The entries that follow need to be printed exactly as they are, minus any pictures.
[RECORD SET — start]
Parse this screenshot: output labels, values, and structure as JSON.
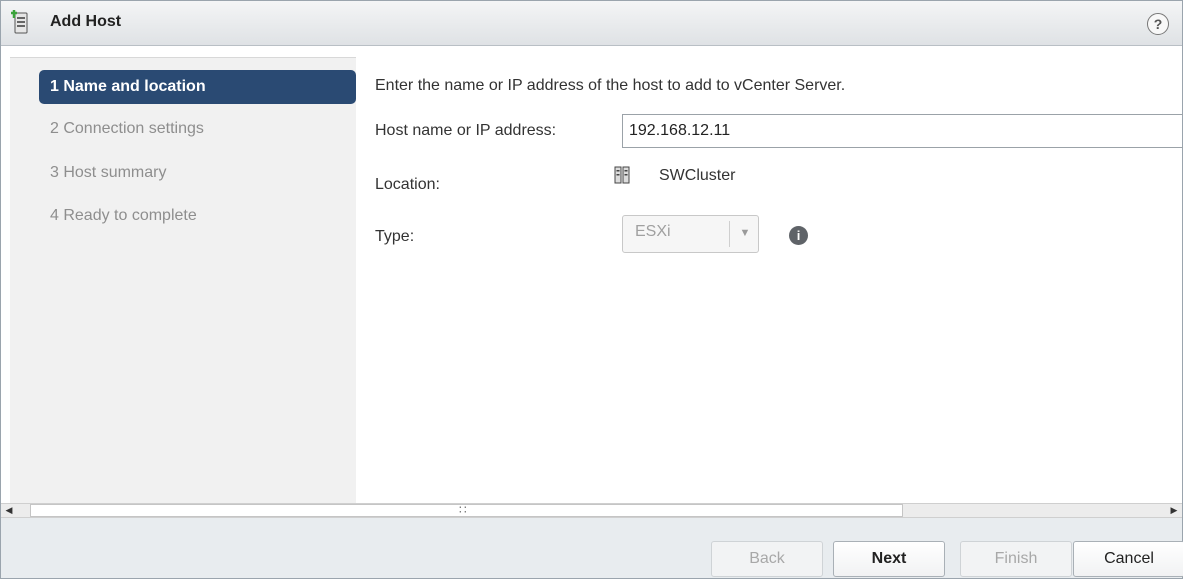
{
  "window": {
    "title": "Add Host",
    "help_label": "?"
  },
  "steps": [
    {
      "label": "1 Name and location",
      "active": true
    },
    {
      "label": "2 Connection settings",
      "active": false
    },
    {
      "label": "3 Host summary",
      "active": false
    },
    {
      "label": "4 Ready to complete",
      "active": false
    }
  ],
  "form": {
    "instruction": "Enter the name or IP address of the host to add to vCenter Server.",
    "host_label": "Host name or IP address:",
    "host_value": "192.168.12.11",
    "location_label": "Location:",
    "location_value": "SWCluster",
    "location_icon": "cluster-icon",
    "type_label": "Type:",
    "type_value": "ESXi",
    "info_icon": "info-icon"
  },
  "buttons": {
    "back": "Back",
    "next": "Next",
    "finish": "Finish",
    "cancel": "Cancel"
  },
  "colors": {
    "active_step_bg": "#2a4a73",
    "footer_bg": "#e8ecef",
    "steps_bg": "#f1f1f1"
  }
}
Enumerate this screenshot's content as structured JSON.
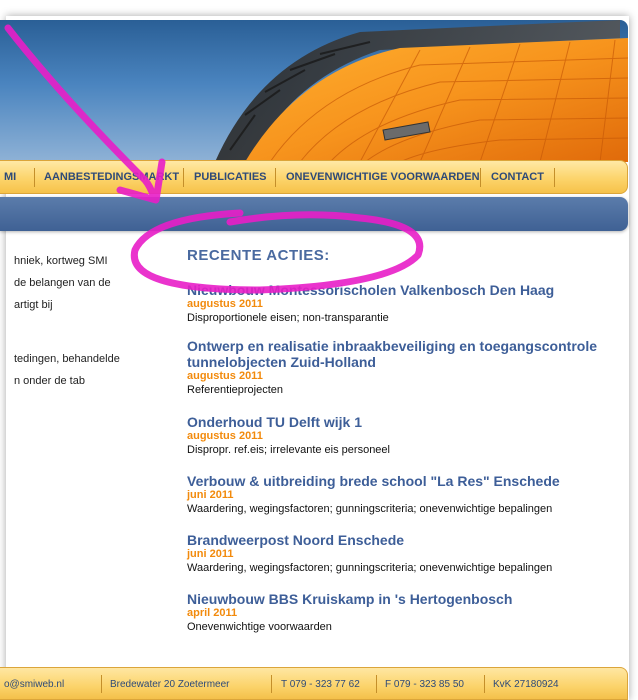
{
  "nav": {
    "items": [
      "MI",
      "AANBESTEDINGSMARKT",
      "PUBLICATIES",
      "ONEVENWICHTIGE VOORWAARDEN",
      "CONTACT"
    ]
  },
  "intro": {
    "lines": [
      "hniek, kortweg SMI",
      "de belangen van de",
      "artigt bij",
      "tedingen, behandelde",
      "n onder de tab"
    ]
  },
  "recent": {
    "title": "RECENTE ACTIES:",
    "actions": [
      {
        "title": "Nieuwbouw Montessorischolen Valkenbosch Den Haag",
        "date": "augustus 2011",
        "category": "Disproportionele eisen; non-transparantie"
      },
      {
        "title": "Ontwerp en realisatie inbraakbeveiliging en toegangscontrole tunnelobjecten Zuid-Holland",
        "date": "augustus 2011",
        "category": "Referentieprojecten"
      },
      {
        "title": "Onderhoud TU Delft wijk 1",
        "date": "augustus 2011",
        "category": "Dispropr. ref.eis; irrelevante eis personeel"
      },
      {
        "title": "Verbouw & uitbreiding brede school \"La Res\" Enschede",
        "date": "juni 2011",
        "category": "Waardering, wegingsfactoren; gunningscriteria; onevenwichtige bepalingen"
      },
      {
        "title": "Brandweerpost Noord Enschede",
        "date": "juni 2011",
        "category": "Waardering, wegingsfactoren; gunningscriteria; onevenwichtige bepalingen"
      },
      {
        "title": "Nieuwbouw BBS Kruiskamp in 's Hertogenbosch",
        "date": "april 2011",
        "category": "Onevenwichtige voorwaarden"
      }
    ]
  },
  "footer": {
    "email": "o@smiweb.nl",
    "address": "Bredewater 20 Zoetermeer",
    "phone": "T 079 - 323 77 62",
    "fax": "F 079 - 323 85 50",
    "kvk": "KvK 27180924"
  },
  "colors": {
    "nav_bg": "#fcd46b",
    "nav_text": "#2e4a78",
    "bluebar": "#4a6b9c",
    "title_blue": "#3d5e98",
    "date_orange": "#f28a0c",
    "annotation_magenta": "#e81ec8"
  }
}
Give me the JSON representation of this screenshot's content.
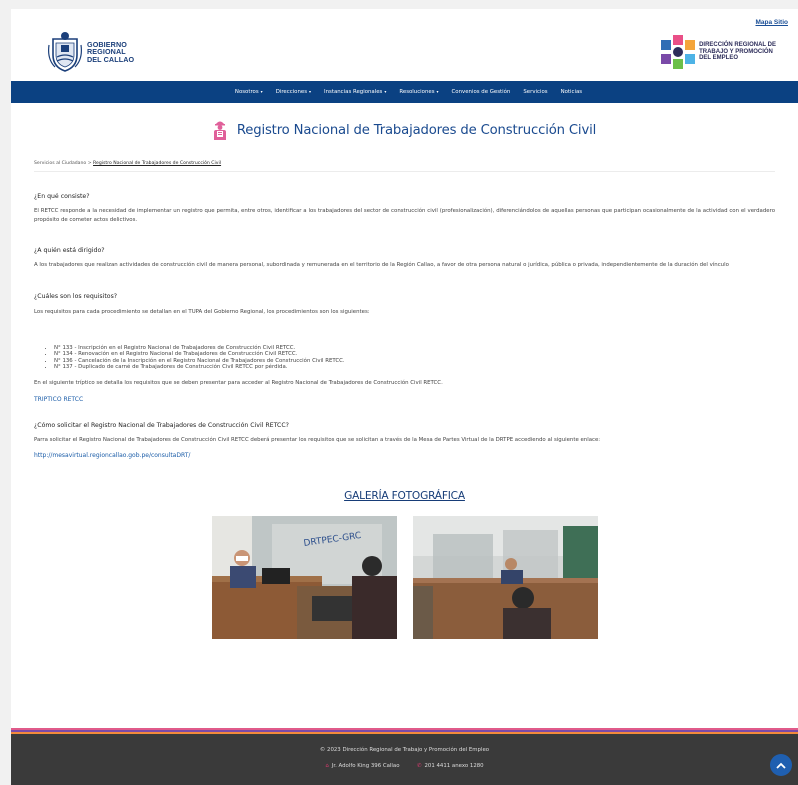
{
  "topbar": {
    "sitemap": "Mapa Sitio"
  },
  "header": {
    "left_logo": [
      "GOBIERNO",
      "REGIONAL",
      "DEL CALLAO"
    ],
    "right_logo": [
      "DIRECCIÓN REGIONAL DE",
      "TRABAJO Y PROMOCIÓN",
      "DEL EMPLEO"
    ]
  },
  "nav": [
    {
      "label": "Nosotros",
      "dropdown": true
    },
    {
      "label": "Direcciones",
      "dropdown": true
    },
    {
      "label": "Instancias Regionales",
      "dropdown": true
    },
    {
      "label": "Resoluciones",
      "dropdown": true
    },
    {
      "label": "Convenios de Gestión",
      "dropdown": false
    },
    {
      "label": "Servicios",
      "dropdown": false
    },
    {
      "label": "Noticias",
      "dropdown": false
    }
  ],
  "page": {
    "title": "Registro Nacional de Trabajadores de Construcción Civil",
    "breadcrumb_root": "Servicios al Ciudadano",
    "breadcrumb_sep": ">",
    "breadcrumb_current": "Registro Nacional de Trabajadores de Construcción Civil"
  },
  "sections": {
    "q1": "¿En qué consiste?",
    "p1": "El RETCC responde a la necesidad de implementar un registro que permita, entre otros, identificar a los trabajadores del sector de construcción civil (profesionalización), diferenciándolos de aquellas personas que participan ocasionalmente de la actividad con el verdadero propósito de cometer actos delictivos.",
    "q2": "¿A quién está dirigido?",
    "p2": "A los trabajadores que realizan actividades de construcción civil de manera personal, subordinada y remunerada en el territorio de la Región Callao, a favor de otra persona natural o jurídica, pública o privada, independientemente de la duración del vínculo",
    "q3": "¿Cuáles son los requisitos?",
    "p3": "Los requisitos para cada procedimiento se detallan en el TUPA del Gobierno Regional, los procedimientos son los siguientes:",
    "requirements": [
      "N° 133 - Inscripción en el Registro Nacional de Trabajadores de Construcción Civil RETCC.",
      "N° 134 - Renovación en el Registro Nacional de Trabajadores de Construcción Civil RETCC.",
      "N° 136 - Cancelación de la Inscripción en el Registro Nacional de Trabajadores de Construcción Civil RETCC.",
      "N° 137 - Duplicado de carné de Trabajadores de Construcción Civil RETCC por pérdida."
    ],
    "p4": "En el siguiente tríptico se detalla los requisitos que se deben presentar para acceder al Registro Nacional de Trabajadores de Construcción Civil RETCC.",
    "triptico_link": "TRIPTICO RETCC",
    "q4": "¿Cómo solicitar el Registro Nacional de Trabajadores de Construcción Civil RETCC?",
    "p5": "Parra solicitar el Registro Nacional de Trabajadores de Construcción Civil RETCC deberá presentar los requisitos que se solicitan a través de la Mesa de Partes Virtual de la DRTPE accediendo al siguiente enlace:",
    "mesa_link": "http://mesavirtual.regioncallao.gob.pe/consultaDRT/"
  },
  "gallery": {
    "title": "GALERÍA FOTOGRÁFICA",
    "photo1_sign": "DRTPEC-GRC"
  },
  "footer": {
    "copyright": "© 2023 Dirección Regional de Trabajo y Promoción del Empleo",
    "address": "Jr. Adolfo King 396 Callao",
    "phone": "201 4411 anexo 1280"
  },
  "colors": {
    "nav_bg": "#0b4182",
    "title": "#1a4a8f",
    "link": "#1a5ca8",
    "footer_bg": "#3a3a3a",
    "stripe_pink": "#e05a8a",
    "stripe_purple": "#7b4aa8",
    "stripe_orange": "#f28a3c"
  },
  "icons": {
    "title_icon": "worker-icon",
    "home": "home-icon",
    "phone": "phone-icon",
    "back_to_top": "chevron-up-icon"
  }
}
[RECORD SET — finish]
# OUTPUT
Parse this screenshot: output labels, values, and structure as JSON.
{
  "window": {
    "title": "Add Host",
    "help_label": "?"
  },
  "steps": [
    {
      "label": "1 Name and location",
      "active": true
    },
    {
      "label": "2 Connection settings",
      "active": false
    },
    {
      "label": "3 Host summary",
      "active": false
    },
    {
      "label": "4 Ready to complete",
      "active": false
    }
  ],
  "form": {
    "instruction": "Enter the name or IP address of the host to add to vCenter Server.",
    "host_label": "Host name or IP address:",
    "host_value": "192.168.12.11",
    "location_label": "Location:",
    "location_value": "SWCluster",
    "location_icon": "cluster-icon",
    "type_label": "Type:",
    "type_value": "ESXi",
    "info_icon": "info-icon"
  },
  "buttons": {
    "back": "Back",
    "next": "Next",
    "finish": "Finish",
    "cancel": "Cancel"
  },
  "colors": {
    "active_step_bg": "#2a4a73",
    "footer_bg": "#e8ecef",
    "steps_bg": "#f1f1f1"
  }
}
Enumerate this screenshot's content as structured JSON.
{
  "nav": {
    "items": [
      "MI",
      "AANBESTEDINGSMARKT",
      "PUBLICATIES",
      "ONEVENWICHTIGE VOORWAARDEN",
      "CONTACT"
    ]
  },
  "intro": {
    "lines": [
      "hniek, kortweg SMI",
      "de belangen van de",
      "artigt bij",
      "tedingen, behandelde",
      "n onder de tab"
    ]
  },
  "recent": {
    "title": "RECENTE ACTIES:",
    "actions": [
      {
        "title": "Nieuwbouw Montessorischolen Valkenbosch Den Haag",
        "date": "augustus 2011",
        "category": "Disproportionele eisen; non-transparantie"
      },
      {
        "title": "Ontwerp en realisatie inbraakbeveiliging en toegangscontrole tunnelobjecten Zuid-Holland",
        "date": "augustus 2011",
        "category": "Referentieprojecten"
      },
      {
        "title": "Onderhoud TU Delft wijk 1",
        "date": "augustus 2011",
        "category": "Dispropr. ref.eis; irrelevante eis personeel"
      },
      {
        "title": "Verbouw & uitbreiding brede school \"La Res\" Enschede",
        "date": "juni 2011",
        "category": "Waardering, wegingsfactoren; gunningscriteria; onevenwichtige bepalingen"
      },
      {
        "title": "Brandweerpost Noord Enschede",
        "date": "juni 2011",
        "category": "Waardering, wegingsfactoren; gunningscriteria; onevenwichtige bepalingen"
      },
      {
        "title": "Nieuwbouw BBS Kruiskamp in 's Hertogenbosch",
        "date": "april 2011",
        "category": "Onevenwichtige voorwaarden"
      }
    ]
  },
  "footer": {
    "email": "o@smiweb.nl",
    "address": "Bredewater 20 Zoetermeer",
    "phone": "T 079 - 323 77 62",
    "fax": "F 079 - 323 85 50",
    "kvk": "KvK 27180924"
  },
  "colors": {
    "nav_bg": "#fcd46b",
    "nav_text": "#2e4a78",
    "bluebar": "#4a6b9c",
    "title_blue": "#3d5e98",
    "date_orange": "#f28a0c",
    "annotation_magenta": "#e81ec8"
  }
}
Give me the JSON representation of this screenshot's content.
{
  "topbar": {
    "sitemap": "Mapa Sitio"
  },
  "header": {
    "left_logo": [
      "GOBIERNO",
      "REGIONAL",
      "DEL CALLAO"
    ],
    "right_logo": [
      "DIRECCIÓN REGIONAL DE",
      "TRABAJO Y PROMOCIÓN",
      "DEL EMPLEO"
    ]
  },
  "nav": [
    {
      "label": "Nosotros",
      "dropdown": true
    },
    {
      "label": "Direcciones",
      "dropdown": true
    },
    {
      "label": "Instancias Regionales",
      "dropdown": true
    },
    {
      "label": "Resoluciones",
      "dropdown": true
    },
    {
      "label": "Convenios de Gestión",
      "dropdown": false
    },
    {
      "label": "Servicios",
      "dropdown": false
    },
    {
      "label": "Noticias",
      "dropdown": false
    }
  ],
  "page": {
    "title": "Registro Nacional de Trabajadores de Construcción Civil",
    "breadcrumb_root": "Servicios al Ciudadano",
    "breadcrumb_sep": ">",
    "breadcrumb_current": "Registro Nacional de Trabajadores de Construcción Civil"
  },
  "sections": {
    "q1": "¿En qué consiste?",
    "p1": "El RETCC responde a la necesidad de implementar un registro que permita, entre otros, identificar a los trabajadores del sector de construcción civil (profesionalización), diferenciándolos de aquellas personas que participan ocasionalmente de la actividad con el verdadero propósito de cometer actos delictivos.",
    "q2": "¿A quién está dirigido?",
    "p2": "A los trabajadores que realizan actividades de construcción civil de manera personal, subordinada y remunerada en el territorio de la Región Callao, a favor de otra persona natural o jurídica, pública o privada, independientemente de la duración del vínculo",
    "q3": "¿Cuáles son los requisitos?",
    "p3": "Los requisitos para cada procedimiento se detallan en el TUPA del Gobierno Regional, los procedimientos son los siguientes:",
    "requirements": [
      "N° 133 - Inscripción en el Registro Nacional de Trabajadores de Construcción Civil RETCC.",
      "N° 134 - Renovación en el Registro Nacional de Trabajadores de Construcción Civil RETCC.",
      "N° 136 - Cancelación de la Inscripción en el Registro Nacional de Trabajadores de Construcción Civil RETCC.",
      "N° 137 - Duplicado de carné de Trabajadores de Construcción Civil RETCC por pérdida."
    ],
    "p4": "En el siguiente tríptico se detalla los requisitos que se deben presentar para acceder al Registro Nacional de Trabajadores de Construcción Civil RETCC.",
    "triptico_link": "TRIPTICO RETCC",
    "q4": "¿Cómo solicitar el Registro Nacional de Trabajadores de Construcción Civil RETCC?",
    "p5": "Parra solicitar el Registro Nacional de Trabajadores de Construcción Civil RETCC deberá presentar los requisitos que se solicitan a través de la Mesa de Partes Virtual de la DRTPE accediendo al siguiente enlace:",
    "mesa_link": "http://mesavirtual.regioncallao.gob.pe/consultaDRT/"
  },
  "gallery": {
    "title": "GALERÍA FOTOGRÁFICA",
    "photo1_sign": "DRTPEC-GRC"
  },
  "footer": {
    "copyright": "© 2023 Dirección Regional de Trabajo y Promoción del Empleo",
    "address": "Jr. Adolfo King 396 Callao",
    "phone": "201 4411 anexo 1280"
  },
  "colors": {
    "nav_bg": "#0b4182",
    "title": "#1a4a8f",
    "link": "#1a5ca8",
    "footer_bg": "#3a3a3a",
    "stripe_pink": "#e05a8a",
    "stripe_purple": "#7b4aa8",
    "stripe_orange": "#f28a3c"
  },
  "icons": {
    "title_icon": "worker-icon",
    "home": "home-icon",
    "phone": "phone-icon",
    "back_to_top": "chevron-up-icon"
  }
}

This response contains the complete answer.